Seeming To Scene
Chapter Three – Added Thoughts
Last week, I did exercises from Chapter Three of The Scene Book – A Primer For The Fiction Writer by Sandra Scofield. When I got to the sixth question, I deconstructed one of my original scenes. The results dismayed me. That ate at me to the point that I decided to go back and repair my scene, and revised it.
6. Cleaning Up Mud – Study one of your scenes. List the beats. Repairing the beats will give you a revision outline. If you see that the action is not clear, make it so. Sometimes the fuzziness comes from failure to put the scene firmly into place. Then you can make the beats escalate in tension to build emotion. Look to see what the responses of the characters are.
So, I sat about deconstructing Scene Seventeen. First, my scene had been part of a larger scene. But, on closer examination, it felt more natural to break it into three parts. After doing that, I set about analyzing it.
The original version contained 1002 words. I broke them down: dialog = 417, physical beats = 262, grounding description = 56, and internal thoughts = 267. Looking at the percentages, I spent 42% on dialog, about 26% on physical beats and internals each, and only 6% on description.

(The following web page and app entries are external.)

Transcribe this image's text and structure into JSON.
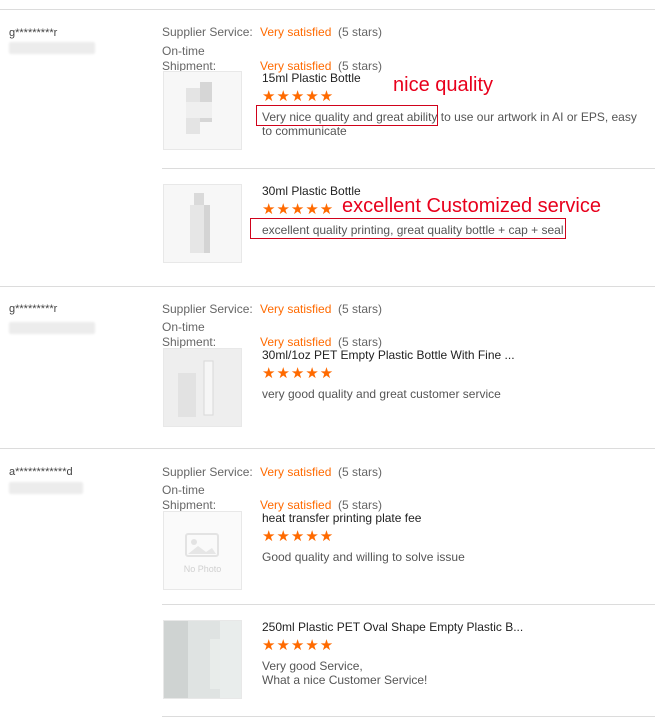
{
  "reviews": [
    {
      "user": "g*********r",
      "supplier_label": "Supplier Service:",
      "supplier_value": "Very satisfied",
      "supplier_stars": "(5 stars)",
      "ontime_label": "On-time",
      "shipment_label": "Shipment:",
      "shipment_value": "Very satisfied",
      "shipment_stars": "(5 stars)",
      "items": [
        {
          "name": "15ml Plastic Bottle",
          "stars": "★★★★★",
          "comment": "Very nice quality and great ability to use our artwork in AI or EPS, easy to communicate"
        },
        {
          "name": "30ml Plastic Bottle",
          "stars": "★★★★★",
          "comment": "excellent quality printing, great quality bottle + cap + seal"
        }
      ]
    },
    {
      "user": "g*********r",
      "supplier_label": "Supplier Service:",
      "supplier_value": "Very satisfied",
      "supplier_stars": "(5 stars)",
      "ontime_label": "On-time",
      "shipment_label": "Shipment:",
      "shipment_value": "Very satisfied",
      "shipment_stars": "(5 stars)",
      "items": [
        {
          "name": "30ml/1oz PET Empty Plastic Bottle With Fine ...",
          "stars": "★★★★★",
          "comment": "very good quality and great customer service"
        }
      ]
    },
    {
      "user": "a************d",
      "supplier_label": "Supplier Service:",
      "supplier_value": "Very satisfied",
      "supplier_stars": "(5 stars)",
      "ontime_label": "On-time",
      "shipment_label": "Shipment:",
      "shipment_value": "Very satisfied",
      "shipment_stars": "(5 stars)",
      "items": [
        {
          "name": "heat transfer printing plate fee",
          "stars": "★★★★★",
          "comment": "Good quality and willing to solve issue",
          "photo_placeholder": "No Photo"
        },
        {
          "name": "250ml Plastic PET Oval Shape Empty Plastic B...",
          "stars": "★★★★★",
          "comment_line1": "Very good Service,",
          "comment_line2": "What a nice Customer Service!"
        }
      ]
    }
  ],
  "annotations": {
    "first": "nice quality",
    "second": "excellent Customized service"
  },
  "colors": {
    "accent": "#ff6a00",
    "annotation": "#e8001c"
  }
}
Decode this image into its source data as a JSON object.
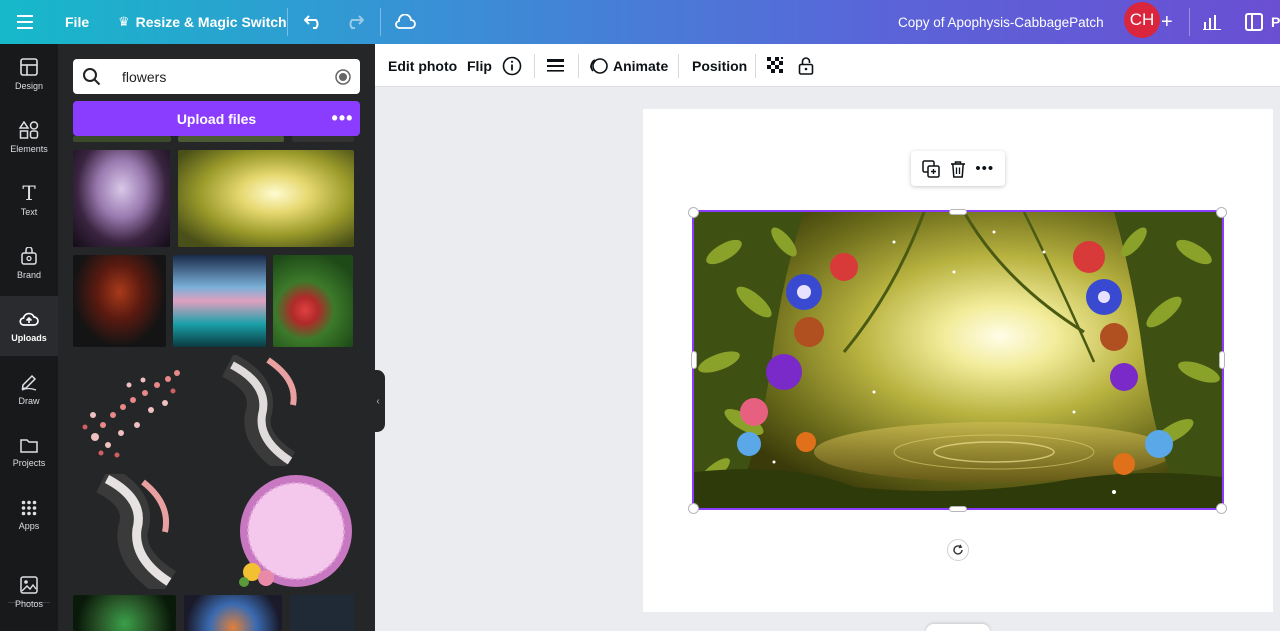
{
  "topbar": {
    "menu_icon": "hamburger-menu-icon",
    "file_label": "File",
    "resize_label": "Resize & Magic Switch",
    "doc_title": "Copy of Apophysis-CabbagePatch",
    "avatar_initials": "CH",
    "truncated_label": "P"
  },
  "rail": {
    "items": [
      {
        "label": "Design",
        "icon": "layout-icon"
      },
      {
        "label": "Elements",
        "icon": "shapes-icon"
      },
      {
        "label": "Text",
        "icon": "text-icon"
      },
      {
        "label": "Brand",
        "icon": "brand-icon"
      },
      {
        "label": "Uploads",
        "icon": "cloud-upload-icon"
      },
      {
        "label": "Draw",
        "icon": "pen-icon"
      },
      {
        "label": "Projects",
        "icon": "folder-icon"
      },
      {
        "label": "Apps",
        "icon": "grid-icon"
      },
      {
        "label": "Photos",
        "icon": "image-icon"
      }
    ],
    "active": "Uploads"
  },
  "panel": {
    "search_value": "flowers",
    "upload_label": "Upload files"
  },
  "toolbar": {
    "edit_photo": "Edit photo",
    "flip": "Flip",
    "animate": "Animate",
    "position": "Position"
  },
  "colors": {
    "accent": "#8b3dff",
    "avatar": "#d9263d",
    "rail_bg": "#18191b",
    "panel_bg": "#252627"
  }
}
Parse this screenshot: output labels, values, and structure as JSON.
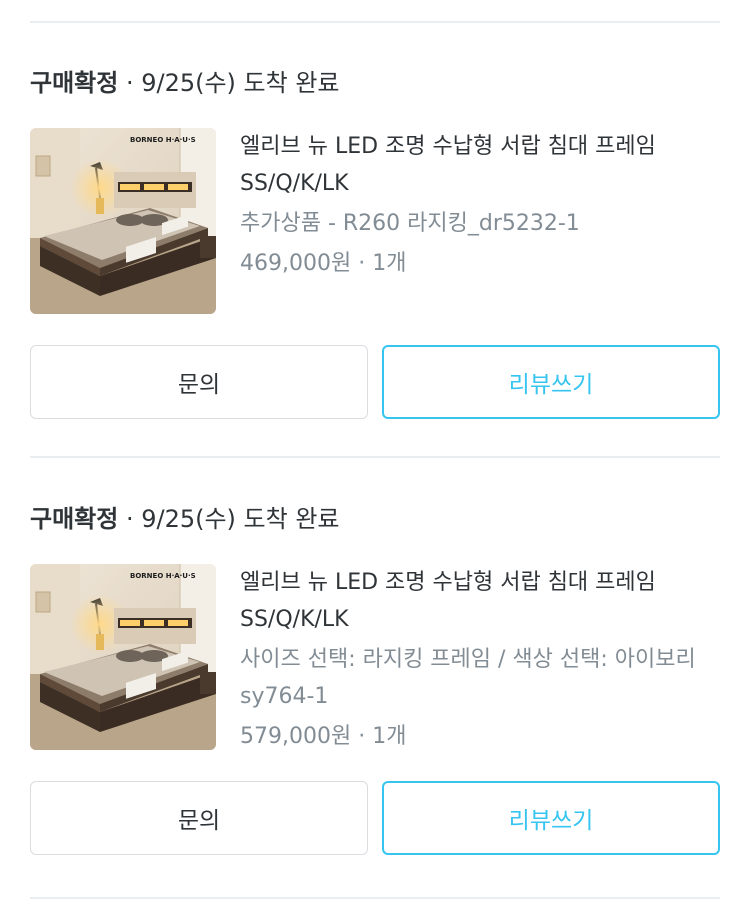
{
  "orders": [
    {
      "status_bold": "구매확정",
      "status_rest": " · 9/25(수) 도착 완료",
      "product_title": "엘리브 뉴 LED 조명 수납형 서랍 침대 프레임 SS/Q/K/LK",
      "option": "추가상품 - R260 라지킹_dr5232-1",
      "price_qty": "469,000원 · 1개",
      "brand_logo": "BORNEO H·A·U·S",
      "ask_label": "문의",
      "review_label": "리뷰쓰기"
    },
    {
      "status_bold": "구매확정",
      "status_rest": " · 9/25(수) 도착 완료",
      "product_title": "엘리브 뉴 LED 조명 수납형 서랍 침대 프레임 SS/Q/K/LK",
      "option": "사이즈 선택: 라지킹 프레임 / 색상 선택: 아이보리 sy764-1",
      "price_qty": "579,000원 · 1개",
      "brand_logo": "BORNEO H·A·U·S",
      "ask_label": "문의",
      "review_label": "리뷰쓰기"
    }
  ],
  "colors": {
    "accent": "#35c5f0",
    "text": "#2f3438",
    "muted": "#828c94",
    "divider": "#eaedef"
  }
}
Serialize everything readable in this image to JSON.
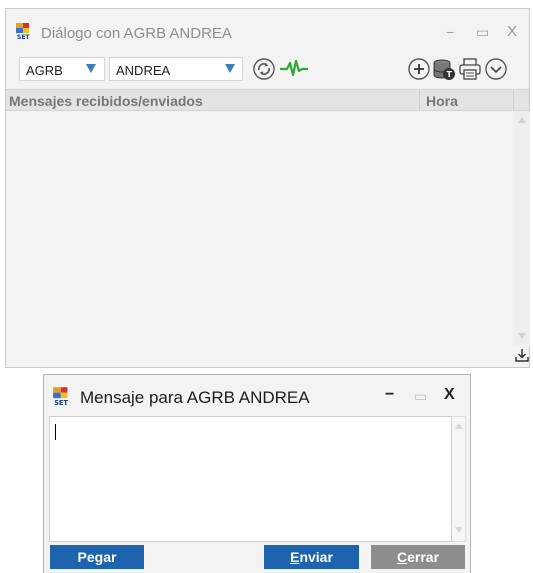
{
  "main_window": {
    "title": "Diálogo con AGRB ANDREA",
    "controls": {
      "minimize": "−",
      "maximize": "▭",
      "close": "X"
    },
    "toolbar": {
      "company_combo": "AGRB",
      "user_combo": "ANDREA",
      "icons": [
        "refresh-icon",
        "activity-icon",
        "add-icon",
        "database-icon",
        "print-icon",
        "chevron-down-icon"
      ]
    },
    "columns": {
      "messages": "Mensajes recibidos/enviados",
      "time": "Hora"
    }
  },
  "message_window": {
    "title": "Mensaje para AGRB ANDREA",
    "controls": {
      "minimize": "−",
      "maximize": "▭",
      "close": "X"
    },
    "input_value": "",
    "buttons": {
      "paste": "Pegar",
      "send_mnemonic": "E",
      "send_rest": "nviar",
      "close_mnemonic": "C",
      "close_rest": "errar"
    }
  },
  "colors": {
    "accent_blue": "#1e63ad",
    "button_gray": "#8d8d8d",
    "activity_green": "#2fa83a",
    "combo_arrow": "#3a7fb0"
  }
}
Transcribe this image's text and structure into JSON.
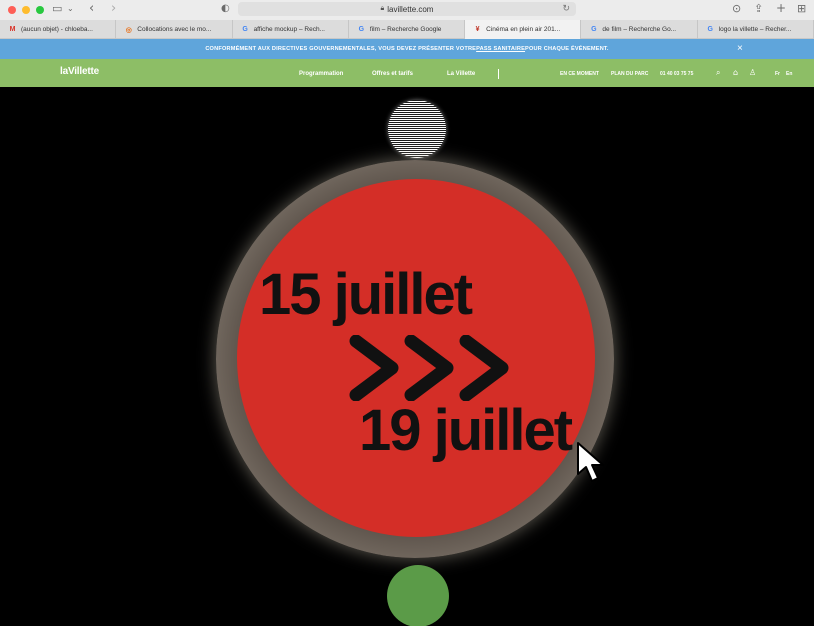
{
  "browser": {
    "url": "lavillette.com",
    "tabs": [
      {
        "favicon": "gmail-icon",
        "label": "(aucun objet) - chloeba...",
        "active": false
      },
      {
        "favicon": "colocation-icon",
        "label": "Collocations avec le mo...",
        "active": false
      },
      {
        "favicon": "google-icon",
        "label": "affiche mockup – Rech...",
        "active": false
      },
      {
        "favicon": "google-icon",
        "label": "film – Recherche Google",
        "active": false
      },
      {
        "favicon": "lavillette-icon",
        "label": "Cinéma en plein air 201...",
        "active": true
      },
      {
        "favicon": "google-icon",
        "label": "de film – Recherche Go...",
        "active": false
      },
      {
        "favicon": "google-icon",
        "label": "logo la villette – Recher...",
        "active": false
      }
    ]
  },
  "notice": {
    "text_before": "CONFORMÉMENT AUX DIRECTIVES GOUVERNEMENTALES, VOUS DEVEZ PRÉSENTER VOTRE ",
    "link": "PASS SANITAIRE",
    "text_after": " POUR CHAQUE ÉVÉNEMENT.",
    "close": "×"
  },
  "nav": {
    "logo": "laVillette",
    "links": [
      "Programmation",
      "Offres et tarifs",
      "La Villette"
    ],
    "utility": [
      "EN CE MOMENT",
      "PLAN DU PARC",
      "01 40 03 75 75"
    ],
    "lang_fr": "Fr",
    "lang_en": "En"
  },
  "poster": {
    "date_start": "15 juillet",
    "date_end": "19 juillet"
  },
  "colors": {
    "notice_bg": "#5fa5db",
    "nav_bg": "#8dbe66",
    "red_circle": "#d42e27",
    "green_circle": "#5b9b48"
  }
}
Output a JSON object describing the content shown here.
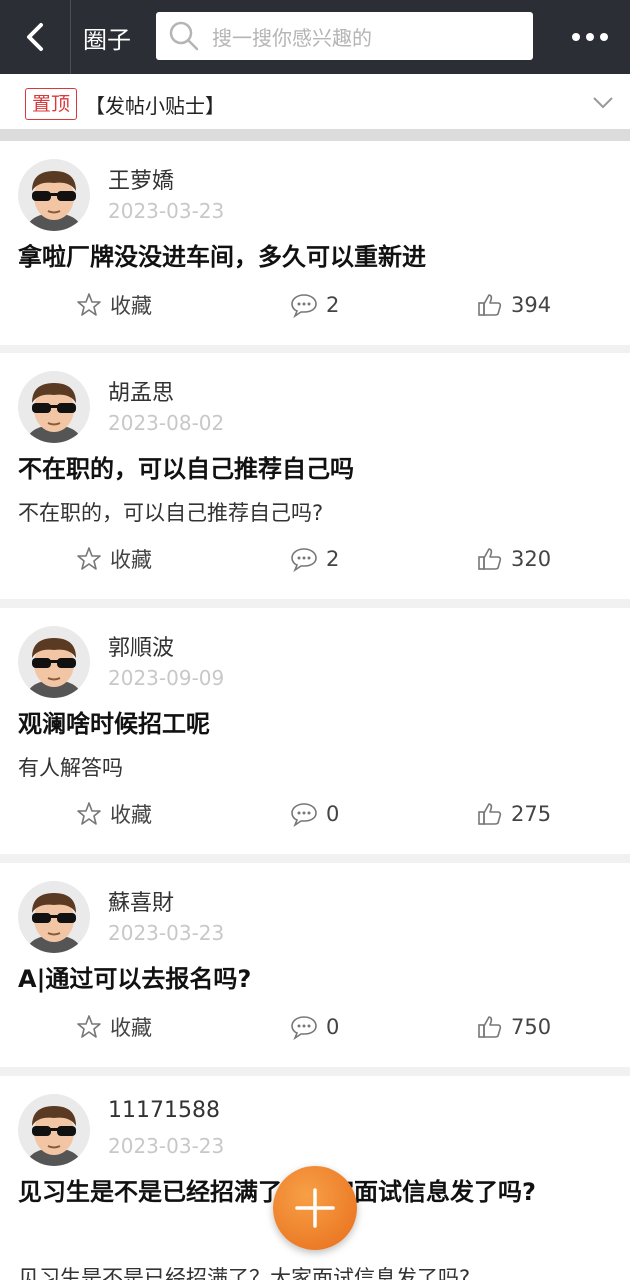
{
  "header": {
    "title": "圈子",
    "search_placeholder": "搜一搜你感兴趣的"
  },
  "pinned": {
    "badge": "置顶",
    "text": "【发帖小贴士】"
  },
  "actions": {
    "favorite_label": "收藏"
  },
  "posts": [
    {
      "user": "王萝嬌",
      "date": "2023-03-23",
      "title": "拿啦厂牌没没进车间，多久可以重新进",
      "body": "",
      "comments": "2",
      "likes": "394"
    },
    {
      "user": "胡孟思",
      "date": "2023-08-02",
      "title": "不在职的，可以自己推荐自己吗",
      "body": "不在职的，可以自己推荐自己吗?",
      "comments": "2",
      "likes": "320"
    },
    {
      "user": "郭順波",
      "date": "2023-09-09",
      "title": "观澜啥时候招工呢",
      "body": "有人解答吗",
      "comments": "0",
      "likes": "275"
    },
    {
      "user": "蘇喜財",
      "date": "2023-03-23",
      "title": "A|通过可以去报名吗?",
      "body": "",
      "comments": "0",
      "likes": "750"
    },
    {
      "user": "11171588",
      "date": "2023-03-23",
      "title": "见习生是不是已经招满了？大家面试信息发了吗?",
      "body": "见习生是不是已经招满了？大家面试信息发了吗?",
      "comments": "",
      "likes": ""
    }
  ]
}
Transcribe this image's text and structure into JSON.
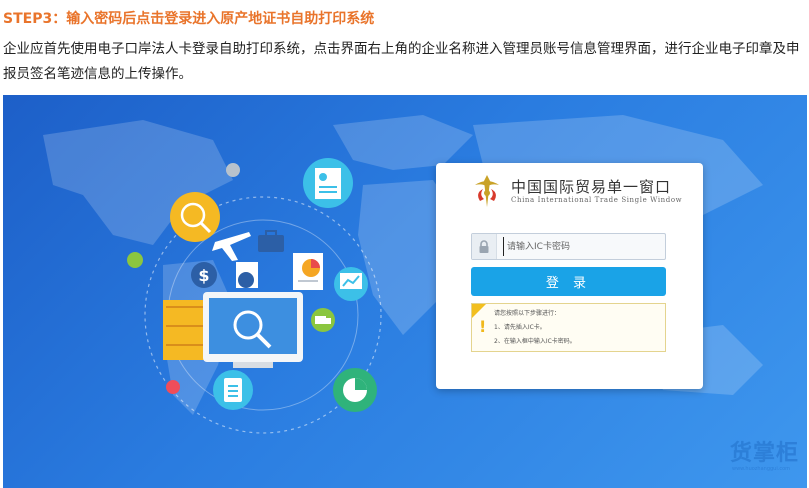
{
  "article": {
    "step_title": "STEP3：输入密码后点击登录进入原产地证书自助打印系统",
    "intro": "企业应首先使用电子口岸法人卡登录自助打印系统，点击界面右上角的企业名称进入管理员账号信息管理界面，进行企业电子印章及申报员签名笔迹信息的上传操作。"
  },
  "login": {
    "brand_cn": "中国国际贸易单一窗口",
    "brand_en": "China International Trade Single Window",
    "password_placeholder": "请输入IC卡密码",
    "password_value": "",
    "login_label": "登 录",
    "notice_title": "请您按照以下步骤进行：",
    "notice_step1": "1、请先插入IC卡。",
    "notice_step2": "2、在输入框中输入IC卡密码。"
  },
  "icons": {
    "lock": "lock-icon",
    "warning": "warning-icon",
    "logo": "customs-emblem-icon"
  },
  "colors": {
    "step_title": "#e9742b",
    "login_button": "#1aa3e7",
    "background_blue": "#2a7ce0"
  },
  "watermark": {
    "text": "货掌柜",
    "url": "www.huozhanggui.com"
  }
}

My scene felt flat and muddy. The scene’s focal point didn’t jump out at me. Considering that my main character is waking up after a horrible night in which she lost her two-year old son, this scene should have been fraught with tension. Nor did I have any clear sense of where she was.
What Did I Do to “Repair” My Scene?
I looked at my scene layout, and identified two emotional peaks I wanted to create. I wanted her to try to get away at paragraph eleven of the revised version. And I wanted her to try one more time, with less energy, at paragraph thirty-three.
I also decided that trying to force my main character to eat added nothing to my scene. So, I removed those words, beats, internalities, and description.
Then I set about laying in the physical beats again. I tried to keep what I already had. But I needed to move them around. As well, I needed to add more, and change some that I had. I wound up adding 99 physical beat words.
Then I laid in grounding details, describing her surroundings and what she and her companions looked like. Since I had so few to begin with, I added 118 words.
Then I looked at her internalities, her thoughts, her emotions. Following Scofield’s advice, I tried to match early internalities to physical beats and dialog, aiming to create tension. I capped that, at paragraph 11, with her attempt to get up and leave her companions to go look for her son.
Then I allowed her companions to subdue her, and she calmed down. But, she still wasn’t willing to let her son go. Over the next paragraphs, her internal tension grows, and she tries to convince her friend to let her go. Blocked, she makes one more physical effort to leave, at paragraph 33. After that, she decides to wait for someone in more authority.
The last thing I added was dialog. I took out 99 words. At least some of the words removed dealt with trying to force Deheya to eat.
The revised version contained 1236 words. I broke them down: dialog = 318 (-99), physical beats = 400 (+138), grounding description = 174 (+118), and internal thoughts = 344 (+77). Looking at the percentages, I spent 26 (-16)% on dialog, 32 (+6)% on physical beats, 14 (+8)% on grounding, and 28 (+1)% on internalities.
My revised version still doesn’t seem tight enough. Perhaps I will learn more tricks to help me. But, it does seem more focused. I tried for two emotional peaks, but I’m not sure if that is wise or not.
Starting with physical beats and waiting until the end to put in dialog changed my scene, improving it I think. After adding grounding details to my physical beats, I could clearly aim toward each of my emotional peaks. Dialog became more of a filler.
What Does It Mean?
When I wrote my WIP, I badly exceeded my word count goal, 170,000 instead of 110,000. As I’ve waited to do The First Read, I’ve nursed the hope that I can cut fluff out of my scenes and get closer. Judging by my scene analysis and rewrite, I shouldn’t expect shorter scenes.
I will need to go back and analyze every one of my 84 scenes, using Scofield’s approach. That means I will be extensively editing all of them.